School gardens have become a widely used approach to influence children’s food knowledge, preferences and choices in low- and high-income countries alike. However, evidence indicates that such programs are more effective at influencing food knowledge and preferences than actual food choices. Such finding may occur because school gardens insufficiently influence the food behavior of parents and because healthy food items are not always available in children’s homes. We tested this hypothesis using a one-year cluster randomized controlled trial in Nepal with 15 treatment and 15 control schools and a matched sample of 779 schoolchildren (aged 8–12) and their caregivers. Data were collected before and after the intervention during the 2018–2019 school year. In addition, children’s food consumption was monitored using a monthly food logbook. Average treatment effects were quantified with a double-difference estimator. For caregivers, the intervention led to a 26% increase in their food and nutrition knowledge (p < 0.001), a 5% increase in their agricultural knowledge (p = 0.022), a 10% increase in their liking for vegetables (p < 0.001), and a 15% increase in home garden productivity (p = 0.073). For children, the intervention had no discernible effect on food and nutrition knowledge (p = 0.666) but led to a 6% increase in their liking for vegetables (p = 0.070), healthy food practices (p < 0.001), and vegetable consumption (October–December +15%; p = 0.084; January–March +26%; p = 0.017; April–June +26%; p = 0.088). The results therefore indicate both schools and parents matter for nudging children toward healthier food choices.

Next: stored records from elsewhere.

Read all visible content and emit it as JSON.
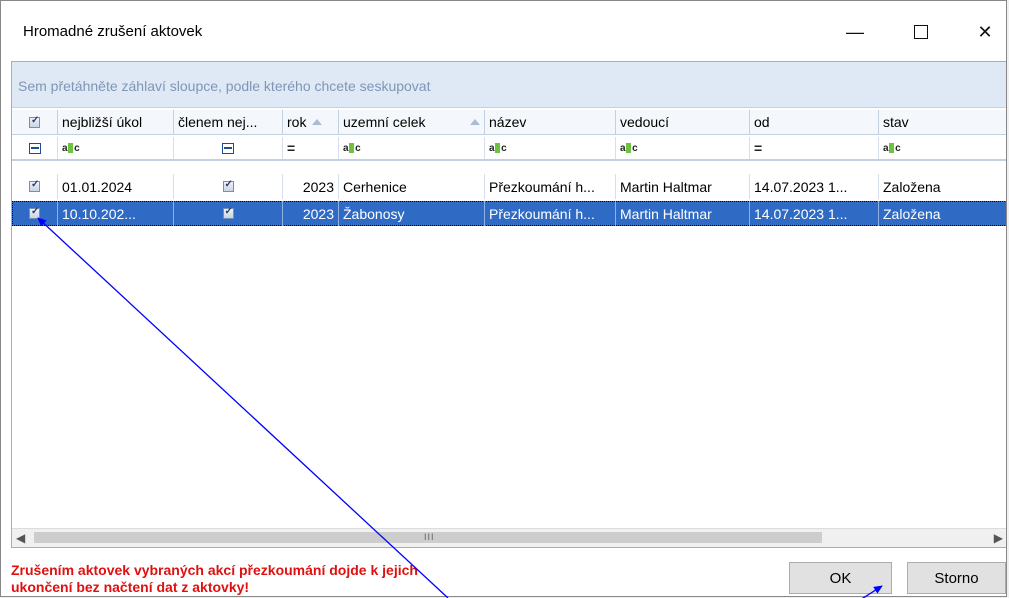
{
  "window": {
    "title": "Hromadné zrušení aktovek",
    "minimize_glyph": "—",
    "close_glyph": "✕"
  },
  "grid": {
    "group_panel_text": "Sem přetáhněte záhlaví sloupce, podle kterého chcete seskupovat",
    "columns": [
      "",
      "nejbližší úkol",
      "členem nej...",
      "rok",
      "uzemní celek",
      "název",
      "vedoucí",
      "od",
      "stav"
    ],
    "rows": [
      {
        "checked": true,
        "nejblizsi_ukol": "01.01.2024",
        "clenem": true,
        "rok": "2023",
        "uzemni_celek": "Cerhenice",
        "nazev": "Přezkoumání h...",
        "vedouci": "Martin Haltmar",
        "od": "14.07.2023 1...",
        "stav": "Založena"
      },
      {
        "checked": true,
        "nejblizsi_ukol": "10.10.202...",
        "clenem": true,
        "rok": "2023",
        "uzemni_celek": "Žabonosy",
        "nazev": "Přezkoumání h...",
        "vedouci": "Martin Haltmar",
        "od": "14.07.2023 1...",
        "stav": "Založena",
        "selected": true
      }
    ],
    "scroll_grip": "III"
  },
  "footer": {
    "warning": "Zrušením aktovek vybraných akcí přezkoumání dojde k jejich ukončení bez načtení dat z aktovky!",
    "ok_label": "OK",
    "storno_label": "Storno"
  },
  "colors": {
    "selection": "#2f6bc4",
    "warning": "#e01010",
    "annotation_arrow": "#0000ff"
  }
}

- Year of Publication: 2020
- Theme/s: Human Development · Individual Decision-making · Life in Kyrgyzstan
- Research Topic/s: Agriculture · Education · Food Security & Nutrition · Health · Home Gardens · Youth & Children
- DOI: https://doi.org/10.1016/j.gfs.2020.100454

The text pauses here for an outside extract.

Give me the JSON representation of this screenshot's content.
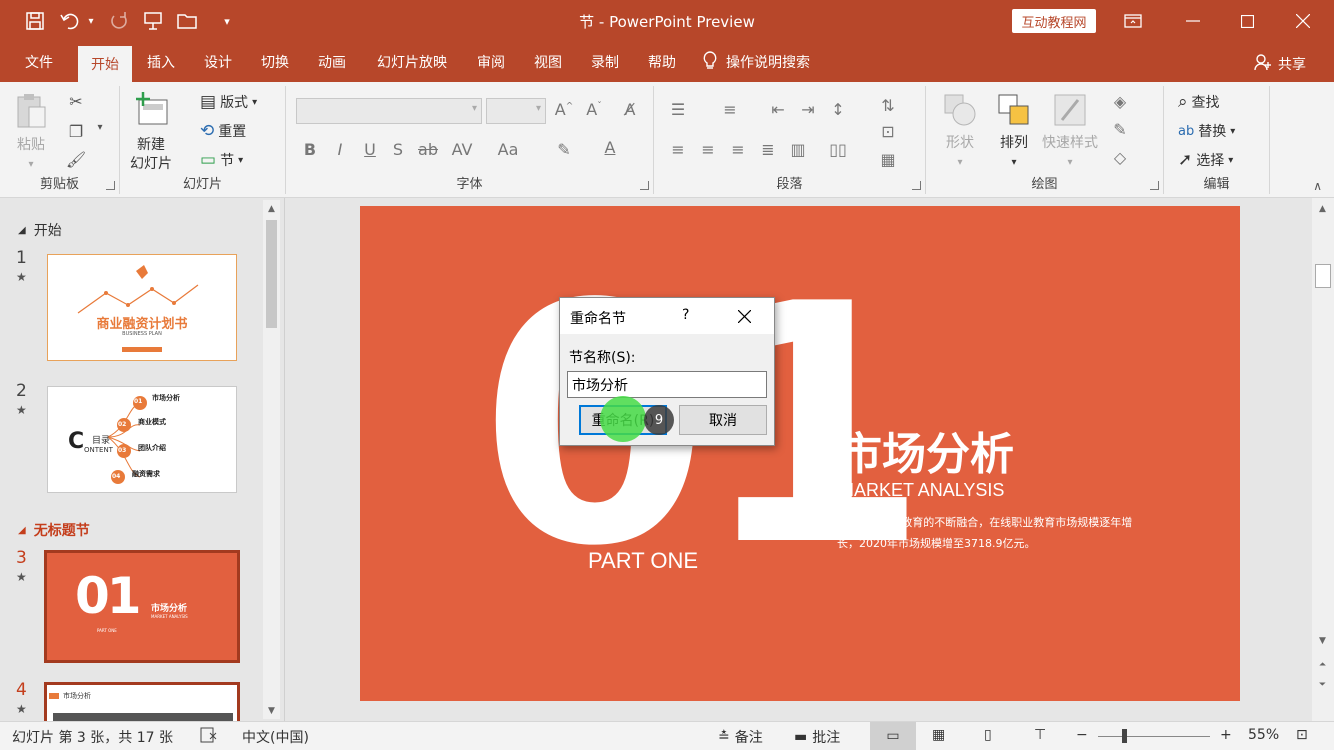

Schreinemachers, P., G. Baliki, R. M. Shrestha, D. R. Bhattarai, I. P. Gautam, P. L. Ghimire, B. P. Subedi and T. Brück (2020). "Nudging children toward healthier food choices: An experiment combining school and home gardens" Global Food Security, vol. 26, September, 100454. https://doi.org/10.1016/j.gfs.2020.100454